Film Review: I Love You, Phillip Morris

Jim Carrey gives his all—which is certainly not nothing—in this wild carnival ride of a film.

As real-life con man Steven Russell in I Love You, Phillip Morris, Jim Carrey gives maybe his bravest performance yet, going from married cop to hustler extraordinaire, all to finance a new lifestyle he discovers is "really expensive" when he comes out as a gay man. Russell’s never-ending scams land him repeatedly in jail, but there he meets Phillip Morris (Ewan McGregor), a simple country boy with whom he finds true, undying love.

Rarely has any film started so high, with such bracing brio, as writer-directors Glenn Ficarra and John Requa (Bad Santa) swiftly etch the backstory of this initially seemingly normal average American Joe who we suddenly see in a jaw-dropping shot, nude and sweaty, as he takes anal pleasure with another man. Russell's coming out is a hilarious affair—all gaudy Versace shirts with a Miami background and requisite hot Latin boyfriend, and his schemes, impersonating lawyers and CEOs as he commits every imaginable kind of fraud, have you agog at his sociopathic ingenuity. Gay oral sex also comes in for its share of laughs, being the basic rate of exchange for everything once Russell lands in the clink, and this simple matter of fact is presented with a stunningly droll deadpan humor.

But, as if too enamored with their enchanting bad boy, the filmmakers forget to sufficiently layer their story, and after a while, Russell's endless connivings and returns to the hoosegow become monotonous. You want to find out more about the very attractive and spunky wife he deserted (and still supports), played with catchy verve by a largely wasted Leslie Mann. McGregor retains his fetching prettiness, after all this time, as Phillip, but remains a rather thin performer, acting his role on a single note of sunny, oh-so-sweet innocence, ever the dupe for Russell's shady blandishments. It must be mentioned, however, that, unlike those sexually modest cowpokes in Brokeback Mountain, or Liam Neeson, who could barely kiss the actor playing his Bosie when he took on the role of Oscar Wilde on Broadway, Carrey and McGregor don't stint from real PDAs, and their mutual ardor is certainly convincing.

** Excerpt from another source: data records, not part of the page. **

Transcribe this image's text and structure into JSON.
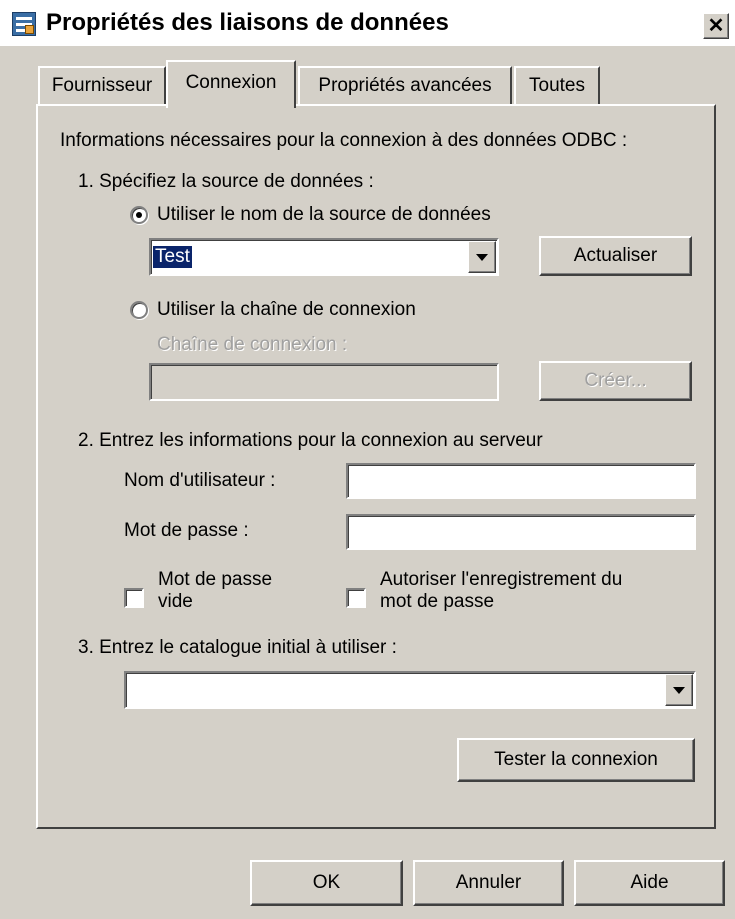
{
  "window": {
    "title": "Propriétés des liaisons de données",
    "close_label": "✕"
  },
  "tabs": [
    {
      "label": "Fournisseur",
      "active": false
    },
    {
      "label": "Connexion",
      "active": true
    },
    {
      "label": "Propriétés avancées",
      "active": false
    },
    {
      "label": "Toutes",
      "active": false
    }
  ],
  "connection": {
    "intro": "Informations nécessaires pour la connexion à des données ODBC :",
    "step1": {
      "label": "1. Spécifiez la source de données :",
      "option_dsn": {
        "label": "Utiliser le nom de la source de données",
        "selected": true
      },
      "dsn_value": "Test",
      "refresh_label": "Actualiser",
      "option_connstring": {
        "label": "Utiliser la chaîne de connexion",
        "selected": false
      },
      "connstring_label": "Chaîne de connexion :",
      "connstring_value": "",
      "build_label": "Créer..."
    },
    "step2": {
      "label": "2. Entrez les informations pour la connexion au serveur",
      "username_label": "Nom d'utilisateur :",
      "username_value": "",
      "password_label": "Mot de passe :",
      "password_value": "",
      "blank_password": {
        "line1": "Mot de passe",
        "line2": "vide",
        "checked": false
      },
      "allow_saving": {
        "line1": "Autoriser l'enregistrement du",
        "line2": "mot de passe",
        "checked": false
      }
    },
    "step3": {
      "label": "3. Entrez le catalogue initial à utiliser :",
      "catalog_value": ""
    },
    "test_label": "Tester la connexion"
  },
  "footer": {
    "ok_label": "OK",
    "cancel_label": "Annuler",
    "help_label": "Aide"
  }
}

One of the most romantic scenes of 2010 has got to be when the two dance in their cell to a love song thoughtfully played (albeit for a price) by a fellow inmate.

It's been a while since we've seen Carrey in a full-scale role like this, and he brings a naked vulnerability and sensitivity to it that he's never shown before. It's all in his molten, and yet piercing, brown eyes, as he invests this unlikely role with more emotional commitment than anything he's ever done. One just wishes the film had been as richly variegated as this protean performer's talent.